Web page and app entries:
>>>>

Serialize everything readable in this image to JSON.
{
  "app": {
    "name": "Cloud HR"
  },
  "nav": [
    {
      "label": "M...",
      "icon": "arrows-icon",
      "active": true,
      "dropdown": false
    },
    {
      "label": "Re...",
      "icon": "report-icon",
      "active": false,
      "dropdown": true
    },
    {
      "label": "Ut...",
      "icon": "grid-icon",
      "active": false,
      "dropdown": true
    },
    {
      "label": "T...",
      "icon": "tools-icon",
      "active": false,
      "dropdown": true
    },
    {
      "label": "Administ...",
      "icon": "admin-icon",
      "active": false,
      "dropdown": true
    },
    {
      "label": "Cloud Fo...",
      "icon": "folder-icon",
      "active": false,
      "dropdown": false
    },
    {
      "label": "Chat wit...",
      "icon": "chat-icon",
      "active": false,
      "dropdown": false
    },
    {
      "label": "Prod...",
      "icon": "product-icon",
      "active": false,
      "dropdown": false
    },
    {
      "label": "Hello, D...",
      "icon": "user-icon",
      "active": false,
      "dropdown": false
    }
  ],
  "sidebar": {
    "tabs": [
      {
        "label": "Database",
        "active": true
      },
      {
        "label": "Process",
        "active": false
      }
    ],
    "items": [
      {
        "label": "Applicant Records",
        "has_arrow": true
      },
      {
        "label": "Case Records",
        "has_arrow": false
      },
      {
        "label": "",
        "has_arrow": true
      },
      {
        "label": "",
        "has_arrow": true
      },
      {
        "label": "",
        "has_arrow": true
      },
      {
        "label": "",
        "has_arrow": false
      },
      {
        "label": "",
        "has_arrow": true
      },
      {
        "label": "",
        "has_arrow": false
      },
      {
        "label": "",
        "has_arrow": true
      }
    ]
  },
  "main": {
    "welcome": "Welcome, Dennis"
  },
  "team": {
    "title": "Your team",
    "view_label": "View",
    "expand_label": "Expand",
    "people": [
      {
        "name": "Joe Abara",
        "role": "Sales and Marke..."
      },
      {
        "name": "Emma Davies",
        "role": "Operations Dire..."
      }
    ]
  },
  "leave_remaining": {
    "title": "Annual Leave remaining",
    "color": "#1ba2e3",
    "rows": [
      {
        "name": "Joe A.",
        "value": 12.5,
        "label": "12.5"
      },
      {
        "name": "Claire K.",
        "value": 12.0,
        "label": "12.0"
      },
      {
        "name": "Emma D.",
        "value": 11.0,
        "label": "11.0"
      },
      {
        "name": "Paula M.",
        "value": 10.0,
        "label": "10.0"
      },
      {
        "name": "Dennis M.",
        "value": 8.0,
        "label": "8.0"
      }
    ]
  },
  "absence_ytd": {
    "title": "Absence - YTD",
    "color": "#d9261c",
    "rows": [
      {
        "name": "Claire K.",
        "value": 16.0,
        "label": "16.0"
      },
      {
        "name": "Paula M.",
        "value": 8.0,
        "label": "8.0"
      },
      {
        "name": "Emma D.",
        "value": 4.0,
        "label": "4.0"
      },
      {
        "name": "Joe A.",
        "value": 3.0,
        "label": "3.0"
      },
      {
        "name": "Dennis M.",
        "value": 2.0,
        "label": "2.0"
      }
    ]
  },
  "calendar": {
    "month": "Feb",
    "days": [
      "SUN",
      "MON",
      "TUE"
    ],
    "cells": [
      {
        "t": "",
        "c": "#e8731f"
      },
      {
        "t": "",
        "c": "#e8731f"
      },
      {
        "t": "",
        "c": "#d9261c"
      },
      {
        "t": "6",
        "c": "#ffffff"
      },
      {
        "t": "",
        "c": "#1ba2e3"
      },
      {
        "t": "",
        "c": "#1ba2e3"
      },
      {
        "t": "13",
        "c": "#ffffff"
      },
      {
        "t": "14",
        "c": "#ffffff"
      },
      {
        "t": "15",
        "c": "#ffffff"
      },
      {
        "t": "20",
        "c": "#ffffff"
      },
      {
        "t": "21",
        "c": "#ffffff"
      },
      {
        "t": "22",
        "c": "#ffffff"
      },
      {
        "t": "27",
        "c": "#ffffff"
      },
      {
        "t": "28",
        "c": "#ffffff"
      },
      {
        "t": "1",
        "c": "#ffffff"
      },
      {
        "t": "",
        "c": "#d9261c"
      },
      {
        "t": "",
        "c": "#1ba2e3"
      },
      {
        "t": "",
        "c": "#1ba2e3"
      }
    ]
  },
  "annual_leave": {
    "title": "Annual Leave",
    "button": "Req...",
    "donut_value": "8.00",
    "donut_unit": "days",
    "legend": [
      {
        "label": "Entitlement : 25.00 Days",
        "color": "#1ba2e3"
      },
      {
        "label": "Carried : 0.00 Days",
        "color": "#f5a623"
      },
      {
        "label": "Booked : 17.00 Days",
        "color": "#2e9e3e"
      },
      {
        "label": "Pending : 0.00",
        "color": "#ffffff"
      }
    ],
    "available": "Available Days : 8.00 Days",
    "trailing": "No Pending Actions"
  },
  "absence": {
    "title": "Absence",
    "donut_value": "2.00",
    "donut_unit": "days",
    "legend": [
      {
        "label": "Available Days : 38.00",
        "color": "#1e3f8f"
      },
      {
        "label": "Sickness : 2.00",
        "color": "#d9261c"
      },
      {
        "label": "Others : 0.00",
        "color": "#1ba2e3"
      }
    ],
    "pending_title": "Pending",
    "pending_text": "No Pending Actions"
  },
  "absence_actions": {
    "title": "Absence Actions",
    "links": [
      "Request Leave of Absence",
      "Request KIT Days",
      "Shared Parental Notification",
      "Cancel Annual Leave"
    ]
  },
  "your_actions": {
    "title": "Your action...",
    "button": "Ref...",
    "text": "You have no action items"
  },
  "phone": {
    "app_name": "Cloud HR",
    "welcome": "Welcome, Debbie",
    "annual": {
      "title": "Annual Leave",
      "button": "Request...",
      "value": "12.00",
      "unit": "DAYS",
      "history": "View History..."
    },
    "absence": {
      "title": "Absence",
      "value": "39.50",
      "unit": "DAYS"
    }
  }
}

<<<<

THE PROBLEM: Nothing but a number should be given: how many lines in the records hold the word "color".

RESPONSE FOR THIS EXERCISE: 9